Data supplied:

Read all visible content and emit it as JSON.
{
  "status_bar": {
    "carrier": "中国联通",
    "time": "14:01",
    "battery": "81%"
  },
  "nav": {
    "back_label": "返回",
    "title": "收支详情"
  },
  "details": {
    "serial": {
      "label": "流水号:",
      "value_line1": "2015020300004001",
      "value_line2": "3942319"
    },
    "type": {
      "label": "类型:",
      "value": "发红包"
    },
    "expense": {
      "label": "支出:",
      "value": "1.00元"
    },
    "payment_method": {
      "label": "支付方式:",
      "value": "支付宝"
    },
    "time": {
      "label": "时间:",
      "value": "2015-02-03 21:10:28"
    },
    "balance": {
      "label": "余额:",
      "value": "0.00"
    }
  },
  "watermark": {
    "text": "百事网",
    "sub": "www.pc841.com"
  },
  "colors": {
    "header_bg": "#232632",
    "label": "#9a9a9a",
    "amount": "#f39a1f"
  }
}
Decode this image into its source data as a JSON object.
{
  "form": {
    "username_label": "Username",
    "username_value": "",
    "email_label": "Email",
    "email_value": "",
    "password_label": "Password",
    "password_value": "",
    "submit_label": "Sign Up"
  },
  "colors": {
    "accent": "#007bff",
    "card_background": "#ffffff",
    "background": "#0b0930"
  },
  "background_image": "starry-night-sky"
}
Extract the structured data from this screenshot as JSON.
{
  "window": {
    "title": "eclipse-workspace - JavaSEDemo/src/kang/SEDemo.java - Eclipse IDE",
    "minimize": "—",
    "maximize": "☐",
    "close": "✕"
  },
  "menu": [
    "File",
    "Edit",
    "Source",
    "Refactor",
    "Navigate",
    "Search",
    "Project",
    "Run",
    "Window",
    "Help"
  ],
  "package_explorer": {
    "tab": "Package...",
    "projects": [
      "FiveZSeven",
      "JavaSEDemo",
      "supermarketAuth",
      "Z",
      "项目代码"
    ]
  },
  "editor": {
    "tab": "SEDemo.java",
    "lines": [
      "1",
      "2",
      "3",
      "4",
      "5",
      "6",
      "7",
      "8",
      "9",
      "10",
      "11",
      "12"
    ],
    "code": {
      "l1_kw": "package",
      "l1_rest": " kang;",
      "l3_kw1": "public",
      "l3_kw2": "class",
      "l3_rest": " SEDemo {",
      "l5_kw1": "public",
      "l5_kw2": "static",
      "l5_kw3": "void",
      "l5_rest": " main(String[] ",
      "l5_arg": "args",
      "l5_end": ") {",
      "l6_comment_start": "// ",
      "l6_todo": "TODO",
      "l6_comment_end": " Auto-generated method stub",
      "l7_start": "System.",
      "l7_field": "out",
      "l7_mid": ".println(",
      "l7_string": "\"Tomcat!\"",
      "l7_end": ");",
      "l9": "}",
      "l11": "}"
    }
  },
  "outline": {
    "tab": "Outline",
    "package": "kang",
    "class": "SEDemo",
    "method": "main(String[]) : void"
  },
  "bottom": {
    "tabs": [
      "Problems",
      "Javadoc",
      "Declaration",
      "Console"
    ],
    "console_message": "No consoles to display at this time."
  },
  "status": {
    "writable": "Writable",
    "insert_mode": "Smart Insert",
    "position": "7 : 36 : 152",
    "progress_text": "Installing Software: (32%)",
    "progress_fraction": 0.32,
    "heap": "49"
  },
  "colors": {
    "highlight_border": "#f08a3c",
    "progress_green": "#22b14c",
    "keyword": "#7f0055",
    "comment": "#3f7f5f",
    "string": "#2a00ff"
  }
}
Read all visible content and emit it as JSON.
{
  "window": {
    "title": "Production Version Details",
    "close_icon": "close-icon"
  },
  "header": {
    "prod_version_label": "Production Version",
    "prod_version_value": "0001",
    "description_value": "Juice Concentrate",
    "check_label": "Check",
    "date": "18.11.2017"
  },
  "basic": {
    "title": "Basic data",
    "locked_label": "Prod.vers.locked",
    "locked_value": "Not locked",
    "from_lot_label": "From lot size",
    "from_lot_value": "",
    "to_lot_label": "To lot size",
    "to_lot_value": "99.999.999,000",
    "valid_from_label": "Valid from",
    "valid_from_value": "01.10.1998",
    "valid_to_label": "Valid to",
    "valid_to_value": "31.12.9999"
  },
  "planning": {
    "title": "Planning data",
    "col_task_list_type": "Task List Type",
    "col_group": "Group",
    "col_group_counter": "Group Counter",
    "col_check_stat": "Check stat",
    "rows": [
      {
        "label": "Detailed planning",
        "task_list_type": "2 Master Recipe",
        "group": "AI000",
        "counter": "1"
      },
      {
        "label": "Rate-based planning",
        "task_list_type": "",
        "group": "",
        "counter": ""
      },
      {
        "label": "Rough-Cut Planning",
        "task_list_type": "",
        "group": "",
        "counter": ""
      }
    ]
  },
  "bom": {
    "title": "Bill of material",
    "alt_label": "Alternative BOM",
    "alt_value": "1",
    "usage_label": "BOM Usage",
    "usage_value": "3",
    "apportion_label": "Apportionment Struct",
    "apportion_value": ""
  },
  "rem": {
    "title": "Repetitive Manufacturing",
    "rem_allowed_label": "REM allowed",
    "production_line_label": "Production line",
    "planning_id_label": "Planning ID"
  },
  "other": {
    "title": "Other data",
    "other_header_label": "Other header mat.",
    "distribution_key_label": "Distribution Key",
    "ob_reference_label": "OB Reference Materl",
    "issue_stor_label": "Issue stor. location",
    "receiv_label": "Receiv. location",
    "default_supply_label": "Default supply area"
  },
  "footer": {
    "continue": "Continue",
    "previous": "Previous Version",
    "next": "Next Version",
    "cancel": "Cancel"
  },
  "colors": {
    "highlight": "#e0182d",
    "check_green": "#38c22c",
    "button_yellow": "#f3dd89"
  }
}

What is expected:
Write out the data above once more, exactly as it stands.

Task response:
Read all visible content and emit it as JSON.
{
  "status_bar": {
    "carrier": "中国联通",
    "time": "14:01",
    "battery": "81%"
  },
  "nav": {
    "back_label": "返回",
    "title": "收支详情"
  },
  "details": {
    "serial": {
      "label": "流水号:",
      "value_line1": "2015020300004001",
      "value_line2": "3942319"
    },
    "type": {
      "label": "类型:",
      "value": "发红包"
    },
    "expense": {
      "label": "支出:",
      "value": "1.00元"
    },
    "payment_method": {
      "label": "支付方式:",
      "value": "支付宝"
    },
    "time": {
      "label": "时间:",
      "value": "2015-02-03 21:10:28"
    },
    "balance": {
      "label": "余额:",
      "value": "0.00"
    }
  },
  "watermark": {
    "text": "百事网",
    "sub": "www.pc841.com"
  },
  "colors": {
    "header_bg": "#232632",
    "label": "#9a9a9a",
    "amount": "#f39a1f"
  }
}
Decode this image into its source data as a JSON object.
{
  "form": {
    "username_label": "Username",
    "username_value": "",
    "email_label": "Email",
    "email_value": "",
    "password_label": "Password",
    "password_value": "",
    "submit_label": "Sign Up"
  },
  "colors": {
    "accent": "#007bff",
    "card_background": "#ffffff",
    "background": "#0b0930"
  },
  "background_image": "starry-night-sky"
}
Extract the structured data from this screenshot as JSON.
{
  "window": {
    "title": "eclipse-workspace - JavaSEDemo/src/kang/SEDemo.java - Eclipse IDE",
    "minimize": "—",
    "maximize": "☐",
    "close": "✕"
  },
  "menu": [
    "File",
    "Edit",
    "Source",
    "Refactor",
    "Navigate",
    "Search",
    "Project",
    "Run",
    "Window",
    "Help"
  ],
  "package_explorer": {
    "tab": "Package...",
    "projects": [
      "FiveZSeven",
      "JavaSEDemo",
      "supermarketAuth",
      "Z",
      "项目代码"
    ]
  },
  "editor": {
    "tab": "SEDemo.java",
    "lines": [
      "1",
      "2",
      "3",
      "4",
      "5",
      "6",
      "7",
      "8",
      "9",
      "10",
      "11",
      "12"
    ],
    "code": {
      "l1_kw": "package",
      "l1_rest": " kang;",
      "l3_kw1": "public",
      "l3_kw2": "class",
      "l3_rest": " SEDemo {",
      "l5_kw1": "public",
      "l5_kw2": "static",
      "l5_kw3": "void",
      "l5_rest": " main(String[] ",
      "l5_arg": "args",
      "l5_end": ") {",
      "l6_comment_start": "// ",
      "l6_todo": "TODO",
      "l6_comment_end": " Auto-generated method stub",
      "l7_start": "System.",
      "l7_field": "out",
      "l7_mid": ".println(",
      "l7_string": "\"Tomcat!\"",
      "l7_end": ");",
      "l9": "}",
      "l11": "}"
    }
  },
  "outline": {
    "tab": "Outline",
    "package": "kang",
    "class": "SEDemo",
    "method": "main(String[]) : void"
  },
  "bottom": {
    "tabs": [
      "Problems",
      "Javadoc",
      "Declaration",
      "Console"
    ],
    "console_message": "No consoles to display at this time."
  },
  "status": {
    "writable": "Writable",
    "insert_mode": "Smart Insert",
    "position": "7 : 36 : 152",
    "progress_text": "Installing Software: (32%)",
    "progress_fraction": 0.32,
    "heap": "49"
  },
  "colors": {
    "highlight_border": "#f08a3c",
    "progress_green": "#22b14c",
    "keyword": "#7f0055",
    "comment": "#3f7f5f",
    "string": "#2a00ff"
  }
}
Read all visible content and emit it as JSON.
{
  "window": {
    "title": "Production Version Details",
    "close_icon": "close-icon"
  },
  "header": {
    "prod_version_label": "Production Version",
    "prod_version_value": "0001",
    "description_value": "Juice Concentrate",
    "check_label": "Check",
    "date": "18.11.2017"
  },
  "basic": {
    "title": "Basic data",
    "locked_label": "Prod.vers.locked",
    "locked_value": "Not locked",
    "from_lot_label": "From lot size",
    "from_lot_value": "",
    "to_lot_label": "To lot size",
    "to_lot_value": "99.999.999,000",
    "valid_from_label": "Valid from",
    "valid_from_value": "01.10.1998",
    "valid_to_label": "Valid to",
    "valid_to_value": "31.12.9999"
  },
  "planning": {
    "title": "Planning data",
    "col_task_list_type": "Task List Type",
    "col_group": "Group",
    "col_group_counter": "Group Counter",
    "col_check_stat": "Check stat",
    "rows": [
      {
        "label": "Detailed planning",
        "task_list_type": "2 Master Recipe",
        "group": "AI000",
        "counter": "1"
      },
      {
        "label": "Rate-based planning",
        "task_list_type": "",
        "group": "",
        "counter": ""
      },
      {
        "label": "Rough-Cut Planning",
        "task_list_type": "",
        "group": "",
        "counter": ""
      }
    ]
  },
  "bom": {
    "title": "Bill of material",
    "alt_label": "Alternative BOM",
    "alt_value": "1",
    "usage_label": "BOM Usage",
    "usage_value": "3",
    "apportion_label": "Apportionment Struct",
    "apportion_value": ""
  },
  "rem": {
    "title": "Repetitive Manufacturing",
    "rem_allowed_label": "REM allowed",
    "production_line_label": "Production line",
    "planning_id_label": "Planning ID"
  },
  "other": {
    "title": "Other data",
    "other_header_label": "Other header mat.",
    "distribution_key_label": "Distribution Key",
    "ob_reference_label": "OB Reference Materl",
    "issue_stor_label": "Issue stor. location",
    "receiv_label": "Receiv. location",
    "default_supply_label": "Default supply area"
  },
  "footer": {
    "continue": "Continue",
    "previous": "Previous Version",
    "next": "Next Version",
    "cancel": "Cancel"
  },
  "colors": {
    "highlight": "#e0182d",
    "check_green": "#38c22c",
    "button_yellow": "#f3dd89"
  }
}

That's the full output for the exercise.